Similar flaws exist in genomic research. Thirty years ago, the Holy Grail of genetics — a complete map of the human genome — seemed within reach, and scientists heralded it as the next giant leap for mankind. Some 20 years and $3 billion later, two teams, one public and one private, declared the mission accomplished. And yet the expected revolution in diagnosis, prevention and treatment of most human diseases has not materialized.
The reasoning used to motivate the project — and its funding — was that DNA forms the biological blueprint of life, and that being able to “read” it would unlock the mysteries of how living beings work. Even within this simplistic model, the sheer amount of data produced by sequencing DNA pushed the limits of bioinformatics and stretched resources to the brink. The rate at which scientists are sequencing genomes is more than doubling each year, and the data waiting to be processed is overrunning even the remarkable increases in computing performance.
Scientists have now acknowledged that even though we know the human genetic code, we don’t really comprehend how it works. There are plenty of bits and pieces of the puzzle that have become clear, but we are only now beginning to realize the immense amount of work ahead of us in our quest for a deeper understanding of the complex interactions between the DNA components and cellular layers that make up a living being.
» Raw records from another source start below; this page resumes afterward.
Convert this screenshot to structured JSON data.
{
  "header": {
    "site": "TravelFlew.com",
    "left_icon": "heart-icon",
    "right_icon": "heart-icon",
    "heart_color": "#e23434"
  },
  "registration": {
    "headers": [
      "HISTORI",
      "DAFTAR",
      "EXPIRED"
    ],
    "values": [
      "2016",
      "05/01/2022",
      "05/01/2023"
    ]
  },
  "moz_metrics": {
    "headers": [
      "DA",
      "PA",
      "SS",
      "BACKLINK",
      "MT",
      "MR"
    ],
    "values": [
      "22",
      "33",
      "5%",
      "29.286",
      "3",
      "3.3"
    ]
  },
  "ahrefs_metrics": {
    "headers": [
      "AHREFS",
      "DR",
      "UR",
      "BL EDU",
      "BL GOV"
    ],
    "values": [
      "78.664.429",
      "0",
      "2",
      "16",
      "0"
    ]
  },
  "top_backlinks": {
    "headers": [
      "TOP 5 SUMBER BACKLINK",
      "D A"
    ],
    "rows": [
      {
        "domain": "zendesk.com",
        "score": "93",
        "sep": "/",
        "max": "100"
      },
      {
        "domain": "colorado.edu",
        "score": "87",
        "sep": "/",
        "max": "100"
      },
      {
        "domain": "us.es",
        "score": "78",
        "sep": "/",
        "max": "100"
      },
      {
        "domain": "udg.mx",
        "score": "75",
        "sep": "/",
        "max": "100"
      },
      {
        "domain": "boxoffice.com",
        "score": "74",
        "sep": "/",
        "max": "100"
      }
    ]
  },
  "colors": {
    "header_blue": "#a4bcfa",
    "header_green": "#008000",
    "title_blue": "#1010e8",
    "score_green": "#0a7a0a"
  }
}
Again, this represents the problem of big numbers: Scientists would need to explore the thousands of different proteins that can be spliced and reassembled into many different combinations, as well as the myriad factors that can affect genetic expression, including the conditions of the womb, stress at birth and the development of individual microbiomes on the skin and in the gastrointestinal tract. Combine these variants with the alternatives that arise in experimentation and the testing of new therapies, and we reach an astronomical number of options that are too unwieldy to test one by one.
An explanation for each human disease and disorder exists somewhere within this vast array of data. We now know more about some diseases with simpler processes such as Huntington’s chorea. A silver bullet cure for common chronic illnesses such as diabetes, cardiovascular diseases and most cancers remains elusive. At the time of the Human Genome Project’s inception, enough information was known to anticipate the staggering number of possibilities that scientists would encounter and to adopt more modest and realistic goals accordingly. Had policymakers done so, perhaps they would have devised an approach that was more productive than a high-profile race between public and private institutions. Given all that we don’t know and likely will not know for some time, it is discouraging to see that, today, occasional articles triumphantly announce the discovery of the gene for obesity or Alzheimer’s, knowing that a cure is likely further from our reach than we realize.
Finding a Boulder of the Right Size
Decision-makers dealing with all manners of societal problems are naturally floored by the complexities of most of the issues before them, whether they are aware of it or not. Science policymaking is no exception to this rule, but the nature of science itself would seem to make it more amenable to objective and scientific assessment. By being aware of our limits in understanding the immense numbers that inevitably crop up in science policy decisions, we should be able to at least partially protect ourselves from choices based on unrealistic expectations that lead to waste and become hard to defend. The image of the Mount Everest-sized pile of grain on the chessboard offers some inspiration: We must choose a boulder that is sized just right, allowing us to push it to realistic heights.
“Rolling a Boulder Up Mount Everest is republished with permission of Stratfor.”